------ Data for the task ------

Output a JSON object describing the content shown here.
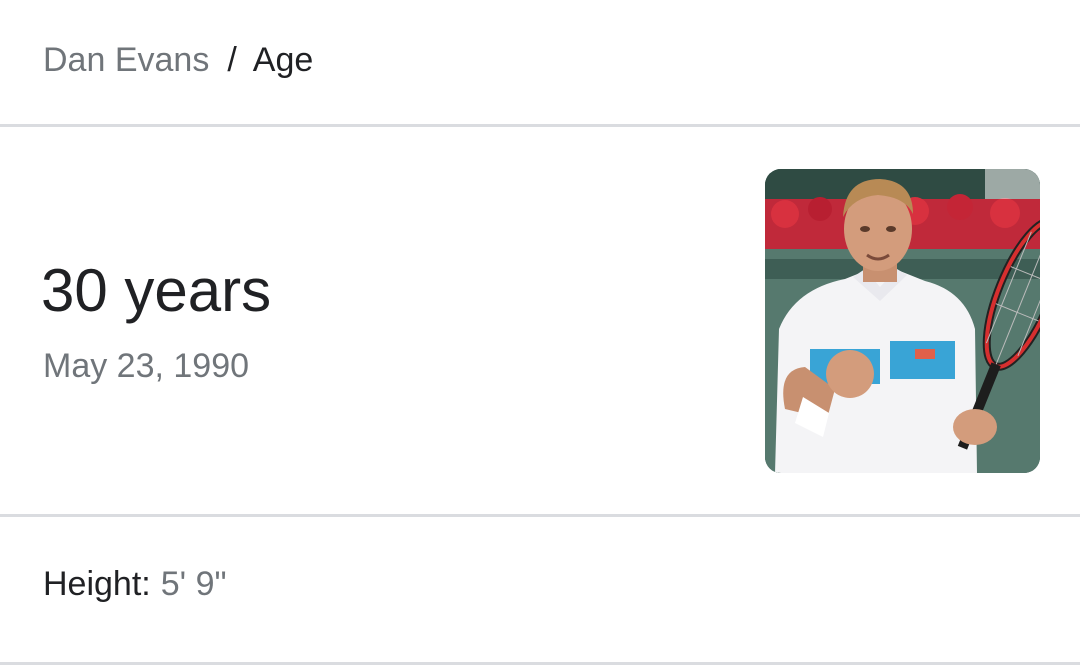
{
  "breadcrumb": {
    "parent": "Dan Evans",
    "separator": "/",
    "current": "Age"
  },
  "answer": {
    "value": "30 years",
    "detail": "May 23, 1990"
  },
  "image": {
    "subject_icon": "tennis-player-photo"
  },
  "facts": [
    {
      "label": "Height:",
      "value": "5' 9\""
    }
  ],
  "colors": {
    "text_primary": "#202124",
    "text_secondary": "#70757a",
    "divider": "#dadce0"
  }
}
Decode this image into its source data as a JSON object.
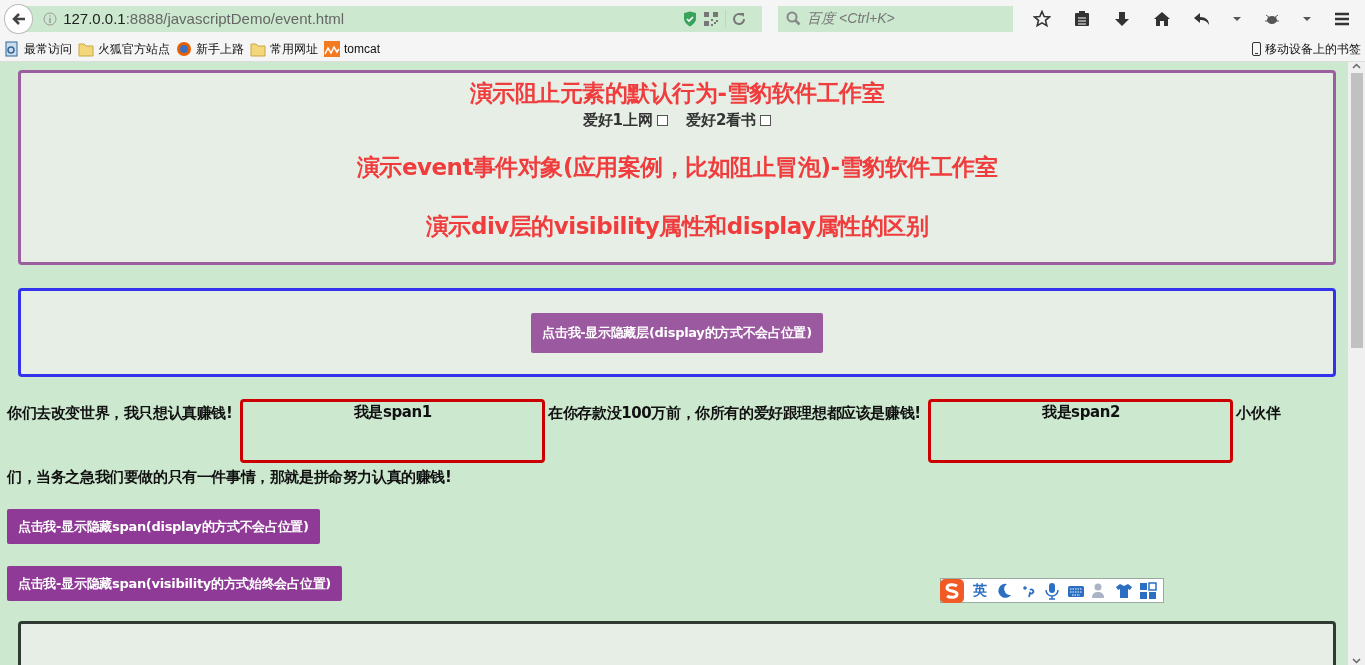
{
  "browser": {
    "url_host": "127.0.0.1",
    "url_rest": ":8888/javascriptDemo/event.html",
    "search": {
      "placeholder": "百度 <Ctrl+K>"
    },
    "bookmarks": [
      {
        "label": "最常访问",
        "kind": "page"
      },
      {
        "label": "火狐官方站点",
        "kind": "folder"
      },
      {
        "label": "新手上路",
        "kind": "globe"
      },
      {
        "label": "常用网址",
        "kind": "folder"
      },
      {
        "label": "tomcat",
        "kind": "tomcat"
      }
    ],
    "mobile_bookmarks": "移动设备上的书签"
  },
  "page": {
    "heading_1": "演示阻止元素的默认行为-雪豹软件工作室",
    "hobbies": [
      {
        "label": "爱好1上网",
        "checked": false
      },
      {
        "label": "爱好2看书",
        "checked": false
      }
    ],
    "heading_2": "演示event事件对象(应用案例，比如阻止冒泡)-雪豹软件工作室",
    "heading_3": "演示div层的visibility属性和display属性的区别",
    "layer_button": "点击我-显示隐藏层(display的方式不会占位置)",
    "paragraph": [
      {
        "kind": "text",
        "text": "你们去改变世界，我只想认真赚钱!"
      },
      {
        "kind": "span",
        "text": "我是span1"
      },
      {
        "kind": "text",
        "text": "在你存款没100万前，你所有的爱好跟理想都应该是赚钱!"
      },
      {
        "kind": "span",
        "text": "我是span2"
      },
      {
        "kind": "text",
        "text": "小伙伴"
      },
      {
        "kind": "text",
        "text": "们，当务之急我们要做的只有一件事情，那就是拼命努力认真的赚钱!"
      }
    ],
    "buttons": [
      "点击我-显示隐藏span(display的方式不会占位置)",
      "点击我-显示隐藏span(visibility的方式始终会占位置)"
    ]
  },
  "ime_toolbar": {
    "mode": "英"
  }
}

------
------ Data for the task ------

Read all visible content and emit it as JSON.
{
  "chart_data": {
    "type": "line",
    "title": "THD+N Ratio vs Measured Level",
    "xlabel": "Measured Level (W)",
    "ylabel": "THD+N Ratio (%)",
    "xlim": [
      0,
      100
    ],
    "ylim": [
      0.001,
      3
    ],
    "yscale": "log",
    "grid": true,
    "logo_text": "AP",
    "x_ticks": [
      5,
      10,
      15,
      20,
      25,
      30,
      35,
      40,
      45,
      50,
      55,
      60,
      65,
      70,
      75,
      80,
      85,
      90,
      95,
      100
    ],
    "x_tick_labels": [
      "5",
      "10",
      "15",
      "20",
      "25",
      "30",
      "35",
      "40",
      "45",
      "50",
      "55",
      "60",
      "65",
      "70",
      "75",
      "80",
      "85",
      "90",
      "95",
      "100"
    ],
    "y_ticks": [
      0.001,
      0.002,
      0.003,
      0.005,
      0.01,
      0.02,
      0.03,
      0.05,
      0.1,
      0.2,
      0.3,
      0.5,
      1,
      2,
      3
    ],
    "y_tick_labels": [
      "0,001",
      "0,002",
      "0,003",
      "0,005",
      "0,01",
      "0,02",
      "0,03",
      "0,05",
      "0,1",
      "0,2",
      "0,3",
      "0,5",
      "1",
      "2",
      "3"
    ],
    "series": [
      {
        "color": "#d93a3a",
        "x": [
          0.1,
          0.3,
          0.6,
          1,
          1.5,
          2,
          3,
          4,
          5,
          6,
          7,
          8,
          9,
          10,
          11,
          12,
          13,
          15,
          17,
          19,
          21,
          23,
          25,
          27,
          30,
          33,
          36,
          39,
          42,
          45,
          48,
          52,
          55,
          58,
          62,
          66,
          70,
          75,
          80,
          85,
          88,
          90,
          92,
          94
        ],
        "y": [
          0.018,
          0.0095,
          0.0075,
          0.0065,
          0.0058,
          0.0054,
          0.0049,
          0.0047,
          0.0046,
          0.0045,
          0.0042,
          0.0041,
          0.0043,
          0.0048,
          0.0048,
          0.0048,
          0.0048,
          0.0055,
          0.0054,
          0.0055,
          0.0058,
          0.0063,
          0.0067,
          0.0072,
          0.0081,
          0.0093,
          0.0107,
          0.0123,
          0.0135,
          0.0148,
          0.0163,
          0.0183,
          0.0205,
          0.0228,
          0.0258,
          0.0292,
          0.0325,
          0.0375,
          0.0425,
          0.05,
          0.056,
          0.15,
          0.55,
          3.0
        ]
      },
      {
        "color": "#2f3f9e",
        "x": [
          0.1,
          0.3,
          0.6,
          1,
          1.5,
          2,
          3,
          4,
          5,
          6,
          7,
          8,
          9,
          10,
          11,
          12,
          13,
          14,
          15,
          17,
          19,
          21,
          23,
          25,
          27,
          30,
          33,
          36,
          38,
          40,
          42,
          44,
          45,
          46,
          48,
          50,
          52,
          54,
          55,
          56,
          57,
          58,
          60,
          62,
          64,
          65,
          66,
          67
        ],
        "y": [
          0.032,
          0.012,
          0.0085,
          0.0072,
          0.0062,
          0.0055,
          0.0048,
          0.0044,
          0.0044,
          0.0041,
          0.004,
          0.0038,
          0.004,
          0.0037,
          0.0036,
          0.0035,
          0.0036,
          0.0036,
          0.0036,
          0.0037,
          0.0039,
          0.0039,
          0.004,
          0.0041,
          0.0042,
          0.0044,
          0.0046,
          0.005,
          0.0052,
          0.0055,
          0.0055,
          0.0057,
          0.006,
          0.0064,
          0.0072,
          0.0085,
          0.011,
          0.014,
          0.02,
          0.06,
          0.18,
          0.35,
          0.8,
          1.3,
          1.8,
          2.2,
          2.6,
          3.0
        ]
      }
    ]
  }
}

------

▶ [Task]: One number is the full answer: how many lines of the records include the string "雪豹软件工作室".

▶ [Written solution]: 2